I love the idea of making homemade jams and jellies without having to buy storebought pectin. We sweeten our preserves with home-harvested honey or our own homemade maple syrup and learning to make my own natural pectin has been on my canning bucket list for a while now.
I’ve seen plenty of recipes for extracting pectin from apples, basically making super-concentrated apple jelly. That apple jelly is then added a few cups at a time to other low pectin fruit preserves. It creates a good firm set, but it also adds a lot of apple flavor to the finished jam. Thus far, I’ve avoided it because I prefer the clean taste of storebought pectin since it doesn’t add any flavor what so ever.
I generally make low sugar jams, so my preferred store-bought pectin is Pomona’s Universal Pectin which works wonderfully in low sugar and no sugar recipes. At some point, I looked up how it’s made and learned that it’s a natural citrus-based pectin. That got me thinking…can I make my own natural citrus pectin?
I started doing a bit of research into natural pectins, and learned that citrus fruits are loaded with pectin. Adding lemon juice to “no pectin added” jams actually adds a significant amount of pectin, and while it’s added mostly to increase acidity which makes the jam taste better…it’s actually helping it gel at the same time.
While citrus juice naturally helps jams gel, citrus seeds can be used as a natural pectin replacement. Several sources mention that you can actually see this in action by placing a few lemon seeds in a small amount of water overnight. They say that it’ll be gel by the morning. I tried this, and no luck, it didn’t gel. What does work, however, is simmering the seeds in juice or water to create a pectin concentrate.

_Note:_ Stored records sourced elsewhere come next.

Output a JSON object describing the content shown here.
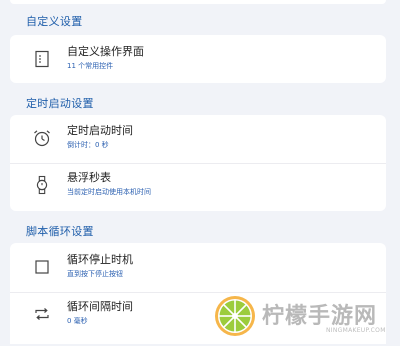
{
  "sections": {
    "custom": {
      "title": "自定义设置",
      "rows": [
        {
          "title": "自定义操作界面",
          "subtitle": "11 个常用控件",
          "icon": "list-icon"
        }
      ]
    },
    "timer": {
      "title": "定时启动设置",
      "rows": [
        {
          "title": "定时启动时间",
          "subtitle": "倒计时：0 秒",
          "icon": "alarm-clock-icon"
        },
        {
          "title": "悬浮秒表",
          "subtitle": "当前定时启动使用本机时间",
          "icon": "watch-icon"
        }
      ]
    },
    "loop": {
      "title": "脚本循环设置",
      "rows": [
        {
          "title": "循环停止时机",
          "subtitle": "直到按下停止按钮",
          "icon": "stop-square-icon"
        },
        {
          "title": "循环间隔时间",
          "subtitle": "0 毫秒",
          "icon": "repeat-icon"
        }
      ]
    }
  },
  "watermark": {
    "brand": "柠檬手游网",
    "domain": "NINGMAKEUP.COM"
  },
  "colors": {
    "background": "#f1f3f8",
    "section_title": "#1f5eaa",
    "subtitle": "#2a5fb0"
  }
}
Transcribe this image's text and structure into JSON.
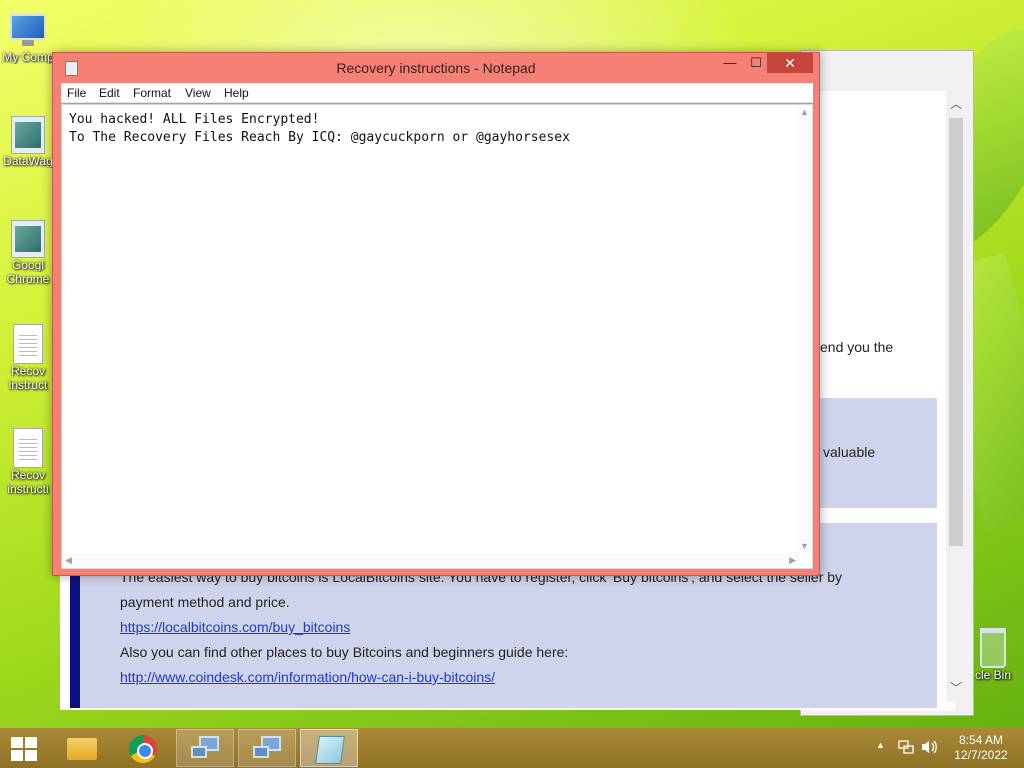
{
  "desktop": {
    "icons": [
      {
        "label": "My Comp",
        "icon": "computer-icon"
      },
      {
        "label": "DataWag",
        "icon": "app-icon"
      },
      {
        "label": "Googl",
        "label2": "Chrome",
        "icon": "app-icon"
      },
      {
        "label": "Recov",
        "label2": "instruct",
        "icon": "text-document-icon"
      },
      {
        "label": "Recov",
        "label2": "instructi",
        "icon": "text-document-icon"
      }
    ],
    "recycle_bin_label": "cle Bin"
  },
  "notepad": {
    "title": "Recovery instructions - Notepad",
    "controls": {
      "minimize": "—",
      "maximize": "☐",
      "close": "✕"
    },
    "menu": [
      "File",
      "Edit",
      "Format",
      "View",
      "Help"
    ],
    "text_lines": [
      "You hacked! ALL Files Encrypted!",
      "To The Recovery Files Reach By ICQ: @gaycuckporn or @gayhorsesex"
    ]
  },
  "background_page": {
    "fragment_1": "end you the",
    "fragment_2": "valuable",
    "btc_line_1": "The easiest way to buy bitcoins is LocalBitcoins site. You have to register, click 'Buy bitcoins', and select the seller by",
    "btc_line_2": "payment method and price.",
    "btc_link_1": "https://localbitcoins.com/buy_bitcoins",
    "btc_line_3": "Also you can find other places to buy Bitcoins and beginners guide here:",
    "btc_link_2": "http://www.coindesk.com/information/how-can-i-buy-bitcoins/"
  },
  "taskbar": {
    "clock_time": "8:54 AM",
    "clock_date": "12/7/2022",
    "tray_chevron": "▲"
  }
}
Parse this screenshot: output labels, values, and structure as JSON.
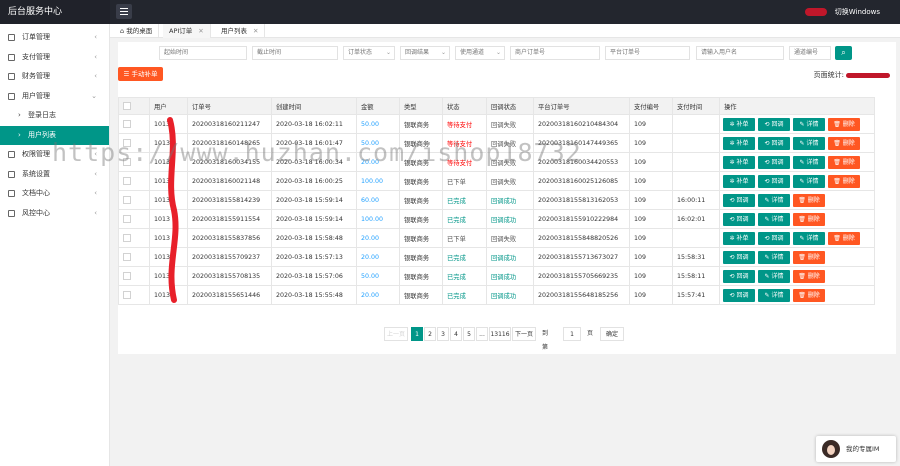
{
  "app": {
    "title": "后台服务中心",
    "user_label": "切换Windows"
  },
  "sidebar": {
    "items": [
      {
        "label": "订单管理",
        "has_arrow": true
      },
      {
        "label": "支付管理",
        "has_arrow": true
      },
      {
        "label": "财务管理",
        "has_arrow": true
      },
      {
        "label": "用户管理",
        "has_arrow": true
      }
    ],
    "subitems": [
      {
        "label": "登录日志"
      },
      {
        "label": "用户列表"
      }
    ],
    "items2": [
      {
        "label": "权限管理",
        "has_arrow": true
      },
      {
        "label": "系统设置",
        "has_arrow": true
      },
      {
        "label": "文档中心",
        "has_arrow": true
      },
      {
        "label": "风控中心",
        "has_arrow": true
      }
    ]
  },
  "tabs": [
    {
      "label": "我的桌面"
    },
    {
      "label": "API订单"
    },
    {
      "label": "用户列表"
    }
  ],
  "filters": {
    "start_time": "起始时间",
    "end_time": "截止时间",
    "order_status": "订单状态",
    "callback_result": "回调结果",
    "channel": "使用通道",
    "merchant_order_no": "商户订单号",
    "platform_order_no": "平台订单号",
    "username": "请输入用户名",
    "channel_code": "通道编号"
  },
  "toolbar": {
    "manual_add": "手动补单",
    "stats_label": "页面统计:"
  },
  "table": {
    "headers": [
      "用户",
      "订单号",
      "创建时间",
      "金额",
      "类型",
      "状态",
      "回调状态",
      "平台订单号",
      "支付编号",
      "支付时间",
      "操作"
    ],
    "buttons": {
      "supplement": "补单",
      "callback": "回调",
      "detail": "详情",
      "delete": "删除"
    },
    "rows": [
      {
        "user": "1013",
        "order": "20200318160211247",
        "created": "2020-03-18 16:02:11",
        "amount": "50.00",
        "type": "银联商务",
        "status": "等待支付",
        "status_class": "st-red",
        "cb": "回调失败",
        "cb_class": "cb-fail",
        "platform": "2020031816021048430​4",
        "payno": "109",
        "paytime": "",
        "ops": [
          "supplement",
          "callback",
          "detail",
          "delete"
        ]
      },
      {
        "user": "1013",
        "order": "20200318160148265",
        "created": "2020-03-18 16:01:47",
        "amount": "50.00",
        "type": "银联商务",
        "status": "等待支付",
        "status_class": "st-red",
        "cb": "回调失败",
        "cb_class": "cb-fail",
        "platform": "202003181601474493​65",
        "payno": "109",
        "paytime": "",
        "ops": [
          "supplement",
          "callback",
          "detail",
          "delete"
        ]
      },
      {
        "user": "1013",
        "order": "20200318160034155",
        "created": "2020-03-18 16:00:34",
        "amount": "20.00",
        "type": "银联商务",
        "status": "等待支付",
        "status_class": "st-red",
        "cb": "回调失败",
        "cb_class": "cb-fail",
        "platform": "202003181600344205​53",
        "payno": "109",
        "paytime": "",
        "ops": [
          "supplement",
          "callback",
          "detail",
          "delete"
        ]
      },
      {
        "user": "1013",
        "order": "20200318160021148",
        "created": "2020-03-18 16:00:25",
        "amount": "100.00",
        "type": "银联商务",
        "status": "已下单",
        "status_class": "st-gray",
        "cb": "回调失败",
        "cb_class": "cb-fail",
        "platform": "202003181600251260​85",
        "payno": "109",
        "paytime": "",
        "ops": [
          "supplement",
          "callback",
          "detail",
          "delete"
        ]
      },
      {
        "user": "1013",
        "order": "20200318155814239",
        "created": "2020-03-18 15:59:14",
        "amount": "60.00",
        "type": "银联商务",
        "status": "已完成",
        "status_class": "st-green",
        "cb": "回调成功",
        "cb_class": "cb-ok",
        "platform": "202003181558131620​53",
        "payno": "109",
        "paytime": "16:00:11",
        "ops": [
          "callback",
          "detail",
          "delete"
        ]
      },
      {
        "user": "1013",
        "order": "20200318155911554",
        "created": "2020-03-18 15:59:14",
        "amount": "100.00",
        "type": "银联商务",
        "status": "已完成",
        "status_class": "st-green",
        "cb": "回调成功",
        "cb_class": "cb-ok",
        "platform": "202003181559102229​84",
        "payno": "109",
        "paytime": "16:02:01",
        "ops": [
          "callback",
          "detail",
          "delete"
        ]
      },
      {
        "user": "1013",
        "order": "20200318155837856",
        "created": "2020-03-18 15:58:48",
        "amount": "20.00",
        "type": "银联商务",
        "status": "已下单",
        "status_class": "st-gray",
        "cb": "回调失败",
        "cb_class": "cb-fail",
        "platform": "202003181558488205​26",
        "payno": "109",
        "paytime": "",
        "ops": [
          "supplement",
          "callback",
          "detail",
          "delete"
        ]
      },
      {
        "user": "1013",
        "order": "20200318155709237",
        "created": "2020-03-18 15:57:13",
        "amount": "20.00",
        "type": "银联商务",
        "status": "已完成",
        "status_class": "st-green",
        "cb": "回调成功",
        "cb_class": "cb-ok",
        "platform": "202003181557136730​27",
        "payno": "109",
        "paytime": "15:58:31",
        "ops": [
          "callback",
          "detail",
          "delete"
        ]
      },
      {
        "user": "1013",
        "order": "20200318155708135",
        "created": "2020-03-18 15:57:06",
        "amount": "50.00",
        "type": "银联商务",
        "status": "已完成",
        "status_class": "st-green",
        "cb": "回调成功",
        "cb_class": "cb-ok",
        "platform": "202003181557056692​35",
        "payno": "109",
        "paytime": "15:58:11",
        "ops": [
          "callback",
          "detail",
          "delete"
        ]
      },
      {
        "user": "1013",
        "order": "20200318155651446",
        "created": "2020-03-18 15:55:48",
        "amount": "20.00",
        "type": "银联商务",
        "status": "已完成",
        "status_class": "st-green",
        "cb": "回调成功",
        "cb_class": "cb-ok",
        "platform": "202003181556481852​56",
        "payno": "109",
        "paytime": "15:57:41",
        "ops": [
          "callback",
          "detail",
          "delete"
        ]
      }
    ]
  },
  "pagination": {
    "prev": "上一页",
    "pages": [
      "1",
      "2",
      "3",
      "4",
      "5"
    ],
    "ellipsis": "...",
    "last": "13116",
    "next": "下一页",
    "goto_label": "到第",
    "goto_value": "1",
    "page_unit": "页",
    "confirm": "确定"
  },
  "watermark": "https://www.huzhan.com/ishop18732",
  "im_widget": {
    "label": "我的专属IM"
  },
  "colors": {
    "primary": "#009688",
    "danger": "#ff5722",
    "topbar": "#23262e",
    "status_wait": "#ff0000",
    "amount": "#1e9fff"
  },
  "icons": {
    "menu": "hamburger-icon",
    "search": "search-icon",
    "close": "close-icon",
    "home": "home-icon"
  }
}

Since this test, I’ve made dozens of jellies and jams using citrus seeds as the pectin source. For jellies, simply simmer the seeds in the juice for about 30 minutes, then strain out the seeds and any fruit matter in a jelly bag. Then add sugar and finish the jelly. Thus far, I’ve used this method with success for moderate pectin fruits like chokecherries.
For low and no pectin fruits/vegetables, there’s also a good method I’d suggest. Start by simmering about 10-15 lemon seeds in about 2 cups of water for about 30 minutes (for every half pint of jam in the finished recipe). The water will reduce to about 1/2 cup. At this point, it should visibly look like it’s gelling. Strain out the lemon seeds and add that mixture to the canning recipe in place of pectin.

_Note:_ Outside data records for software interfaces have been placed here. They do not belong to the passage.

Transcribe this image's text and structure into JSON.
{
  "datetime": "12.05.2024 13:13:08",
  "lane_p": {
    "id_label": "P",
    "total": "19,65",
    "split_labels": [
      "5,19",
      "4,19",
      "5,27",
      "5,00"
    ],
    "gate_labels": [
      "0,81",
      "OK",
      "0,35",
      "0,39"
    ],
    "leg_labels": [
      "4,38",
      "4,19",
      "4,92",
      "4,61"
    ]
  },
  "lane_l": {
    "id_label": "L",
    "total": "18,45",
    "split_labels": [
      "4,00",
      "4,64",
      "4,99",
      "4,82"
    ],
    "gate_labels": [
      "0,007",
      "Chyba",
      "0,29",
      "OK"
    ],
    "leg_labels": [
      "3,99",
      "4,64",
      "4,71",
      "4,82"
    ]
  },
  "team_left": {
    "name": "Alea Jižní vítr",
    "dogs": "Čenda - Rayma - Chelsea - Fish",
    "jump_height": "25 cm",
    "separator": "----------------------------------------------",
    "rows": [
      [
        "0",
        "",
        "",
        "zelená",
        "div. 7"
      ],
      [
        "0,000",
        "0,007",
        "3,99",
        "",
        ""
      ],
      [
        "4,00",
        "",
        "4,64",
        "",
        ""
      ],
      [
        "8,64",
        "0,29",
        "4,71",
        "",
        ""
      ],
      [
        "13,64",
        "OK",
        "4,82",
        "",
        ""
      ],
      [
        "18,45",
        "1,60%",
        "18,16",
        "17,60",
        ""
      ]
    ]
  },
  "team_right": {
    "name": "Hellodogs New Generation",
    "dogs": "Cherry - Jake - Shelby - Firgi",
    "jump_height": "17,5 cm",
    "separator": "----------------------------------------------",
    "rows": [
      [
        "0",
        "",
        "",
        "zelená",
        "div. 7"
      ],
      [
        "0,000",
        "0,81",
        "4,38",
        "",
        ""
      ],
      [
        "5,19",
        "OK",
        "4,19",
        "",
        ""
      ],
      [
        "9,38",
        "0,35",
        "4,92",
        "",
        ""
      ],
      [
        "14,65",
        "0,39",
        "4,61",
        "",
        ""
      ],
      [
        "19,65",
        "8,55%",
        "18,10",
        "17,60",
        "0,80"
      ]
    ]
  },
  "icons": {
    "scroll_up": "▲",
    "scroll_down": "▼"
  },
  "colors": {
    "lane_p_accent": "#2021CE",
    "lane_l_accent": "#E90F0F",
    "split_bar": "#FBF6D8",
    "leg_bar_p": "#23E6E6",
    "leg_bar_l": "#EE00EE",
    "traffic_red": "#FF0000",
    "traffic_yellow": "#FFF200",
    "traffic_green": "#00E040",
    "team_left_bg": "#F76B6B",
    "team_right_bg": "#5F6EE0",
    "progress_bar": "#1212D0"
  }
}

I’ve done this for a zucchini jam, made with this pectin along with a small amount of lemon juice and a bit of lemon zest. Keep in mind you’ll need about 10-15 lemon seeds for every pint of finished jam, and adding the lemon juice and a bit of zest also really helps things gel.
For chunky jams instead of jellies, adding a sachet of citrus seeds in cheesecloth is an incredibly effective method.

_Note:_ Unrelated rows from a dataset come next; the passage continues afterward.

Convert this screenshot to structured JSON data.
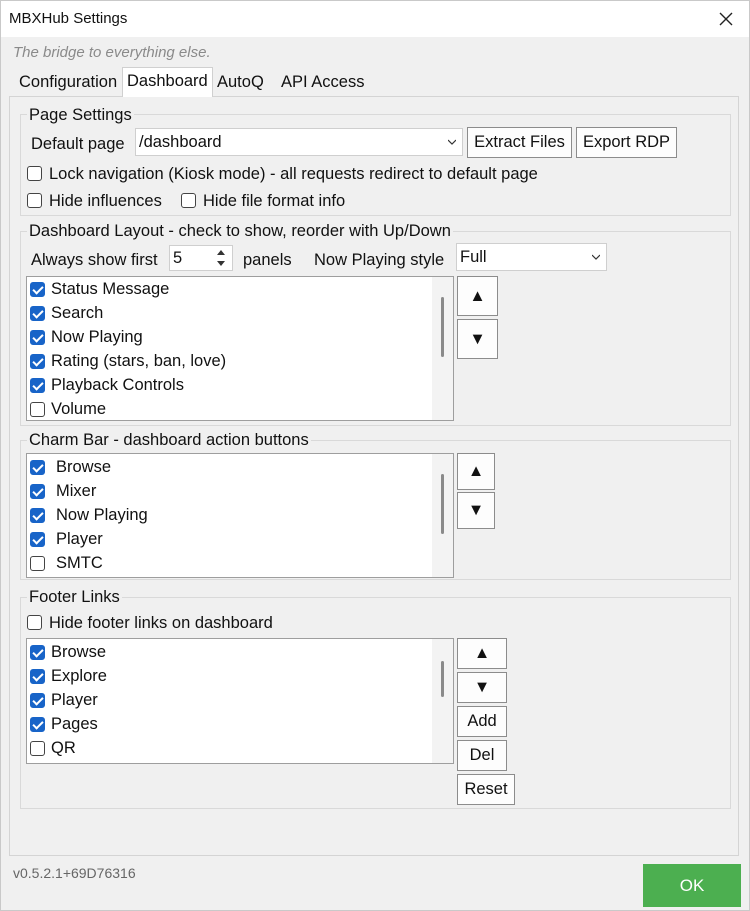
{
  "window": {
    "title": "MBXHub Settings",
    "tagline": "The bridge to everything else."
  },
  "tabs": [
    {
      "label": "Configuration",
      "active": false
    },
    {
      "label": "Dashboard",
      "active": true
    },
    {
      "label": "AutoQ",
      "active": false
    },
    {
      "label": "API Access",
      "active": false
    }
  ],
  "page_settings": {
    "legend": "Page Settings",
    "default_page_label": "Default page",
    "default_page_value": "/dashboard",
    "extract_files": "Extract Files",
    "export_rdp": "Export RDP",
    "lock_navigation": {
      "label": "Lock navigation (Kiosk mode) - all requests redirect to default page",
      "checked": false
    },
    "hide_influences": {
      "label": "Hide influences",
      "checked": false
    },
    "hide_file_format": {
      "label": "Hide file format info",
      "checked": false
    }
  },
  "dashboard_layout": {
    "legend": "Dashboard Layout - check to show, reorder with Up/Down",
    "always_show_label": "Always show first",
    "always_show_value": "5",
    "panels_label": "panels",
    "now_playing_style_label": "Now Playing style",
    "now_playing_style_value": "Full",
    "items": [
      {
        "label": "Status Message",
        "checked": true
      },
      {
        "label": "Search",
        "checked": true
      },
      {
        "label": "Now Playing",
        "checked": true
      },
      {
        "label": "Rating (stars, ban, love)",
        "checked": true
      },
      {
        "label": "Playback Controls",
        "checked": true
      },
      {
        "label": "Volume",
        "checked": false
      }
    ],
    "up": "▲",
    "down": "▼"
  },
  "charm_bar": {
    "legend": "Charm Bar - dashboard action buttons",
    "items": [
      {
        "label": "Browse",
        "checked": true
      },
      {
        "label": "Mixer",
        "checked": true
      },
      {
        "label": "Now Playing",
        "checked": true
      },
      {
        "label": "Player",
        "checked": true
      },
      {
        "label": "SMTC",
        "checked": false
      }
    ],
    "up": "▲",
    "down": "▼"
  },
  "footer_links": {
    "legend": "Footer Links",
    "hide_footer": {
      "label": "Hide footer links on dashboard",
      "checked": false
    },
    "items": [
      {
        "label": "Browse",
        "checked": true
      },
      {
        "label": "Explore",
        "checked": true
      },
      {
        "label": "Player",
        "checked": true
      },
      {
        "label": "Pages",
        "checked": true
      },
      {
        "label": "QR",
        "checked": false
      }
    ],
    "up": "▲",
    "down": "▼",
    "add": "Add",
    "del": "Del",
    "reset": "Reset"
  },
  "footer": {
    "version": "v0.5.2.1+69D76316",
    "ok": "OK"
  },
  "colors": {
    "checkbox_accent": "#1864c8",
    "ok_button": "#4caf50"
  }
}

Tie a tablespoon or two of citrus seeds in a bit of cheesecloth and add it directly into the jam pot. As the fruit simmers, the natural citrus pectin will be extracted from the seeds into the jam.
An even better option is to combine the two techniques and place all the jam ingredients together a few hours (or up to 24 hours) ahead of time. If you’re making strawberry jam, for example, add the sugar to the strawberries and then toss a sachet of citrus seeds into the bottom of the bowl. The sugar will extract liquid from the strawberries, and then the citrus seeds will release pectin into this water. After that initial maceration period, place everything into the jam pot and start it simmering.
This is a great natural gelling agent for citrus jams obviously, and it’s what I used when making this kumquat jam.
Often though, jam making doesn’t directly involve a lot of citrus fruit. In that case, it’s best to save up citrus seeds in the freezer throughout the year. In the winter, we make a lot of limoncello (lemon liqueur) for summertime sipping, and I’m now saving the seeds from those lemons for use in my summer jams as well.
Anytime you use a lemon, orange or lime remember to save the seeds and you’ll have a good supply before you know it.